The good news: you are Indiana Jones. The bad news: Granule is the ball rolling towards you, and you will be flattened.
Why would you even want to listen to Death/Doom?
Why would you even want to listen to extreme metal either? At least the other species of extreme metal come with their set of excuses. Death Metal? I’m in it for the technicality. Black Metal? I’m in it for the hipsterdom/misanthropy/atmosphere. Metalcore? I’m in it for the bro-moshing. Grindcore? I’m going to be a medical student. But Death/Doom? There are so many friendlier metal relatives out there: Stoner Metal is its gregarious cousin. Traditional Doom is its melodic grandfather.
But there are good reasons to listen to Death/Doom. Perhaps because it’s the most meditative of all metal genres, maybe even the most meditative genre in music. The huge guitar chords create massive amounts of space where you can focus on the sounds in real time. However, unlike, say, Stoner Metal, it is not hypnotic. I don’t feel lulled. I can’t drift through the repetition. It’s the harsh vocals, they pull me back to earth. The pained tones remind me that meditation is not an escape from the world. The world has beauty, but the world also has suffering in it that can’t be ignored. Death/Doom is a highly refined, acquired taste combination of in-the-worldness and out-of-this-worldness.
Now, to the untrained ear, all Death/Doom is going to sound similar. But Granule, while having both feet, hands, and everything else in the boat of Death/Doom, do pull in elements from other genres. Those vocals? While harsher than your second grade teacher, they come more from hardcore than death metal (though the singer has got his death rattle voice as well. The second guitarist? He goes in for some psychedelic soloing at times. Though with the planet sized distortion of the rhythm guitar, the soloing can’t help but sound like a satellite. The drummer? This rocker is certainly not content to plod. He’s got ambition and tom drums, and he’s not afraid to use both (apologies on assuming they are “he’s.” I always love to hear women in metal because it’s too rare). “Lament” shows the breadth of this pummeling beast. The non-groove of the drums is more of a riff than the guitars. And on “G.O.Y.A” he does the unthinkable on a death/doom song: he dials the drumming all the way up to common time. Shocking, I know, but don’t worry, the bpm is still around 100.

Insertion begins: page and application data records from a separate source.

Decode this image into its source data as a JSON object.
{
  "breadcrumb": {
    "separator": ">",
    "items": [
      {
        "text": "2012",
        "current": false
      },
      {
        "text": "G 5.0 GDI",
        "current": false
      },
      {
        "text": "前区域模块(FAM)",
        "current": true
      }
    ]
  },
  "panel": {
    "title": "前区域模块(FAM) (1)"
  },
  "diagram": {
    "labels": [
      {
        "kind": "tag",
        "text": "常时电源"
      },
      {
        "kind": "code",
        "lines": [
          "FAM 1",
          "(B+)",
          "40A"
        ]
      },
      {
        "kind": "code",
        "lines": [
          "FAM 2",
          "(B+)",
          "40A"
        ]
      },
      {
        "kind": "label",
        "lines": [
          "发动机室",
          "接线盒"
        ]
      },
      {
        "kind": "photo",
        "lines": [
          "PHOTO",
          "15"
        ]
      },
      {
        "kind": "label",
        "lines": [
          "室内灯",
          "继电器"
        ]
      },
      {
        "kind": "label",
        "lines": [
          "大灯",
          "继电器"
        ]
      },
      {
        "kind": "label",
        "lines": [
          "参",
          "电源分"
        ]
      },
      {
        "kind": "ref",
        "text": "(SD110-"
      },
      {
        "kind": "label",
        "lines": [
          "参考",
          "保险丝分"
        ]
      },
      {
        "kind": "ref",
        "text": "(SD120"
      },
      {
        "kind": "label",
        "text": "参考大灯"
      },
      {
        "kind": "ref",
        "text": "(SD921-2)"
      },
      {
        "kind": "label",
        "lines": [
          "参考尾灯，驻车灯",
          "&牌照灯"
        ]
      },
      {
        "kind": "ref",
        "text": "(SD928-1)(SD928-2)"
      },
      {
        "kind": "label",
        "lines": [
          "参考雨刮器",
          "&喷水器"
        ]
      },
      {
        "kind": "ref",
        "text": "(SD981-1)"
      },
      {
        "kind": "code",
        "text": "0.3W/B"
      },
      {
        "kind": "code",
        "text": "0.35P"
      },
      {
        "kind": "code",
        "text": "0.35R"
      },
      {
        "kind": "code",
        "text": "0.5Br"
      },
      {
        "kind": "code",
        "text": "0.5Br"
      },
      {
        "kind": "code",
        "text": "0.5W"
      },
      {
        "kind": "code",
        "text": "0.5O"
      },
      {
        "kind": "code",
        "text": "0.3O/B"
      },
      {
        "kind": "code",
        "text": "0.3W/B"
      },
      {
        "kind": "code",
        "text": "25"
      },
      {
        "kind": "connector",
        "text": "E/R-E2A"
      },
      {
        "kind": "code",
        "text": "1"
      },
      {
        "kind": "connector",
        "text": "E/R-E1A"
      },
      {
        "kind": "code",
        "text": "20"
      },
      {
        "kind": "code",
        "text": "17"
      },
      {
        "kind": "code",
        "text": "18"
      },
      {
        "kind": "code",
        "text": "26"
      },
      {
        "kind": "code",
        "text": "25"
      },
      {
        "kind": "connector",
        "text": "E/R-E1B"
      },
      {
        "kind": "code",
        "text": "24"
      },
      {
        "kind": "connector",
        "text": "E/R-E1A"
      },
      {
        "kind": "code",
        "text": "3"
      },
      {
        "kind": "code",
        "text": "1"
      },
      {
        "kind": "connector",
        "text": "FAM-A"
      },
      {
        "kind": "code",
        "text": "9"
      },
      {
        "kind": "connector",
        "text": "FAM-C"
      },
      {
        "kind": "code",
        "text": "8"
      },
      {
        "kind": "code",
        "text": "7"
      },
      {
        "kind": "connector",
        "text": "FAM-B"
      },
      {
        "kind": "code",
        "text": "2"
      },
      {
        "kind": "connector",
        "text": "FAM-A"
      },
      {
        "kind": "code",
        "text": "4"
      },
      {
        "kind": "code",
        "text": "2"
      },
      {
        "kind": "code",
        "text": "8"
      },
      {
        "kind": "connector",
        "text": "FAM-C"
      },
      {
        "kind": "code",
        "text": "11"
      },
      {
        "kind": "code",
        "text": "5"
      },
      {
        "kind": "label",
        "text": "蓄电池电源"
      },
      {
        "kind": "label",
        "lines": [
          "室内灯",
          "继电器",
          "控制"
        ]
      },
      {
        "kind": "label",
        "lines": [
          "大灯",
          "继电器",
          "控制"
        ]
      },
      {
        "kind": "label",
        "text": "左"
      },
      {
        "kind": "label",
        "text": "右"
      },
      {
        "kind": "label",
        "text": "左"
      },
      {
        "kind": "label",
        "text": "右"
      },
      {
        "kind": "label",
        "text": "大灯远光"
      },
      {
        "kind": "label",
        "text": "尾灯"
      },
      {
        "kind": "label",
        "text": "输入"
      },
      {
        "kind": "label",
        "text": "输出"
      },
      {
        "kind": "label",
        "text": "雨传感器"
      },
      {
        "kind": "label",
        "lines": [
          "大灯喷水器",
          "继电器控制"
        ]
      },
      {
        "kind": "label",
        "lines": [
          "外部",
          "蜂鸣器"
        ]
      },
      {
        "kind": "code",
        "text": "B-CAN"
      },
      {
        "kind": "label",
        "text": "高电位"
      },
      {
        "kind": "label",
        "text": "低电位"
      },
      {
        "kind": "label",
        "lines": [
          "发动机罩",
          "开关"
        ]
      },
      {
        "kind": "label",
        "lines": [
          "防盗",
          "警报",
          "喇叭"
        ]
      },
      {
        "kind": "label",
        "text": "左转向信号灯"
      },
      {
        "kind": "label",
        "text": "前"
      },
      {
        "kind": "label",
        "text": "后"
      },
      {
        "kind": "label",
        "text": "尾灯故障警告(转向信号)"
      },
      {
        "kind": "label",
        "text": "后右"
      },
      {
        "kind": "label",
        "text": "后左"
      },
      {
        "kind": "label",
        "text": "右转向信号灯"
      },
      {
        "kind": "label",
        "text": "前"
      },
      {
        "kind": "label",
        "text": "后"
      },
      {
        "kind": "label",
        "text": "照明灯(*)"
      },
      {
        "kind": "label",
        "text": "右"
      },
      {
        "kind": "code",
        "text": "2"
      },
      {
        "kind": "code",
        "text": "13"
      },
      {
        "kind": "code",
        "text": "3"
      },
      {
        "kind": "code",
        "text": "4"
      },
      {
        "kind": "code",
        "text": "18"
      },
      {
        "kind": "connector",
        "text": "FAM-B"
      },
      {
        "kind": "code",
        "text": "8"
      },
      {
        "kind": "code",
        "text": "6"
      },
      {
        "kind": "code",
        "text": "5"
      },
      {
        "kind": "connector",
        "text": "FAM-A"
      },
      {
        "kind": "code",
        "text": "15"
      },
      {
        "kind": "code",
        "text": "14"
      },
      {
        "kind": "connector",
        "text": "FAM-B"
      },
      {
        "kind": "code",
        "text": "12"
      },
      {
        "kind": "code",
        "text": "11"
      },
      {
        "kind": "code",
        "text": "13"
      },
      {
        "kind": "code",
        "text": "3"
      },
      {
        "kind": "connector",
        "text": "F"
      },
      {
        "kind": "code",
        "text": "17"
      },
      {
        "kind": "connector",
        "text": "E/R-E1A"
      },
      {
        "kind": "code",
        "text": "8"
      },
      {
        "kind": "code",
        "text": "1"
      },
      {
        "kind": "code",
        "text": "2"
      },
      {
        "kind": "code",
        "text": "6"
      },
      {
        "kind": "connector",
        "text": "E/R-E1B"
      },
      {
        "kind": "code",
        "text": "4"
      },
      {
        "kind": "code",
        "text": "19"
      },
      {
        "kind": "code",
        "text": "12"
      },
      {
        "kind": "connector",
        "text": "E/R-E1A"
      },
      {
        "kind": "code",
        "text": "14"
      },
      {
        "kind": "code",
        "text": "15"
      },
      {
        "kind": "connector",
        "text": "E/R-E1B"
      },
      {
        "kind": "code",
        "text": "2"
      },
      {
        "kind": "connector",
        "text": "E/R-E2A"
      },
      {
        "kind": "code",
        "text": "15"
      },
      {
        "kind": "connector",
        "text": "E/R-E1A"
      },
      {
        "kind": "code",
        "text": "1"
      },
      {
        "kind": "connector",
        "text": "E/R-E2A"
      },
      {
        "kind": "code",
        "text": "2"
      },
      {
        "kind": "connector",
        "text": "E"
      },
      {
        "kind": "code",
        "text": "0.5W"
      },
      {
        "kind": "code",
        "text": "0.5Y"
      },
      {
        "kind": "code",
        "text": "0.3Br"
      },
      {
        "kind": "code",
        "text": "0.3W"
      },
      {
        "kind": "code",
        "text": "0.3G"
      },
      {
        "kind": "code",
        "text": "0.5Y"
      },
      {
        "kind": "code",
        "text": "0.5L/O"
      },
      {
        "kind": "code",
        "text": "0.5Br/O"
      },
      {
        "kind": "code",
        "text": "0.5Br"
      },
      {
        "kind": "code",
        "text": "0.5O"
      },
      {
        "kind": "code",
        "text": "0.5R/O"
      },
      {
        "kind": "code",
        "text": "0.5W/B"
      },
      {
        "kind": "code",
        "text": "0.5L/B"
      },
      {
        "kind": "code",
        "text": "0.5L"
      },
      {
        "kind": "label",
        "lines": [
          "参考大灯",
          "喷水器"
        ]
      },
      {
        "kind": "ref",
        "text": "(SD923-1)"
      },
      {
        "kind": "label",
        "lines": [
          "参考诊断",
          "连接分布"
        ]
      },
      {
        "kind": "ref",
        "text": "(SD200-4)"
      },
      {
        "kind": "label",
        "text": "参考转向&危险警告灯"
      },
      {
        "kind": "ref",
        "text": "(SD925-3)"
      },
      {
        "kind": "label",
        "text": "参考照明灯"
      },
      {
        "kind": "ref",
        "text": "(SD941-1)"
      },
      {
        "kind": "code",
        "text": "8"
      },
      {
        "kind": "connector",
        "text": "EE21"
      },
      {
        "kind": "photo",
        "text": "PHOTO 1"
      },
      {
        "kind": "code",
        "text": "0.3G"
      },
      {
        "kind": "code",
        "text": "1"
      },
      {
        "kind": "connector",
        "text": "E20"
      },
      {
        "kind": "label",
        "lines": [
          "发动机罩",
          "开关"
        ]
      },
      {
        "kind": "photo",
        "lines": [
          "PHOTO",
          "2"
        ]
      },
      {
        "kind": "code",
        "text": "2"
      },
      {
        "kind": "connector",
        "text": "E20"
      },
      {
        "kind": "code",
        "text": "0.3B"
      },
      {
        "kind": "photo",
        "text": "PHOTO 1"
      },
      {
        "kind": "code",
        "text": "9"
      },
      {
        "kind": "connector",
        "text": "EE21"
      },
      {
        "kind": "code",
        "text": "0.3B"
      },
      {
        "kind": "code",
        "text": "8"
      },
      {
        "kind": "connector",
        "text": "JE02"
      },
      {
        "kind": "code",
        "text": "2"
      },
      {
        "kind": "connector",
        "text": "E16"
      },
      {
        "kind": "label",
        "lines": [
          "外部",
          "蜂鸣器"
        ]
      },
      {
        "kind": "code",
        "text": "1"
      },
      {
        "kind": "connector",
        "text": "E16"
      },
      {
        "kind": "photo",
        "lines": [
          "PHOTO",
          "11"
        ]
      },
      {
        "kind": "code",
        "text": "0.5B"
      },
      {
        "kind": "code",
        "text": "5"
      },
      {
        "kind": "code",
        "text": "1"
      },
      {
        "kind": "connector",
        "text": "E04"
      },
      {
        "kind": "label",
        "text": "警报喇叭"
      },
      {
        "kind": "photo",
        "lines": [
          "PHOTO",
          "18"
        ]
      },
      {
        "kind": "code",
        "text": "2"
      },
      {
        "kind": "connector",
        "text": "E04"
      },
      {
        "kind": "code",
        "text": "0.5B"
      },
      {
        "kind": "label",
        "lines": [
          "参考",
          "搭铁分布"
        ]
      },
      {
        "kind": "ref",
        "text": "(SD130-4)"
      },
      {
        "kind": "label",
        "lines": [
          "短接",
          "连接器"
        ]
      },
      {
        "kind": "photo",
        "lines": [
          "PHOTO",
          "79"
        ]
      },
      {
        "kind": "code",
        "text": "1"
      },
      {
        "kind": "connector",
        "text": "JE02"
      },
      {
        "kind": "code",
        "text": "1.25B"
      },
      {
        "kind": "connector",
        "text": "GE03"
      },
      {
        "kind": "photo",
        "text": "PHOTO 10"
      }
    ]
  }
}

Now, while “G.O.Y.A.” and “Lament” are two terrific slabs of gravity inducing metal, “Silver Haze Mountain Pt. 2” is something different. Anyone who thinks that music can’t tell a story without lyrics (or at lyrics that can be deciphered) needs to listen to this song. As I hear it, the song starts in civilized society. The vocalist sounds like a manic preacher, riling up his villagers into hating some undefined evil. He leads the villagers up the titular mountain to destroy something. A dragon, a witch, a demon, something that threatens his vision of good order in society. The drums are relentless, pressing the villagers further and further up the mountain. The tension builds the higher they climb. Then they meet the monster. All of their clamoring and hatred has awoken the beast. We get a slow creeping riff that reeks of monstrosity and the vocalist switches to his deep death metal vocals. In horror, faster riffing ensues as the battle erupts. The riffage is constantly derailed by the blasts of feedback. Casualties among the villagers. The song doesn’t stop until the villagers are annihilated and perhaps the monster too, who knows.
Whatever survivors there are appear on the final track, “Whale Song”. It takes up the haunting tone of the intro, but instead of apprehensive, it is mournful. Female vocals take the lead, surveying the wasteland that is the aftermath of the previous track’s battle. It is a beautiful song that is not metal in the least. It stands on its on, but is much more profound because of the destruction that preceded it.
Granted Death/Doom is always going to have a limited audience, but Aurora may just be your gateway.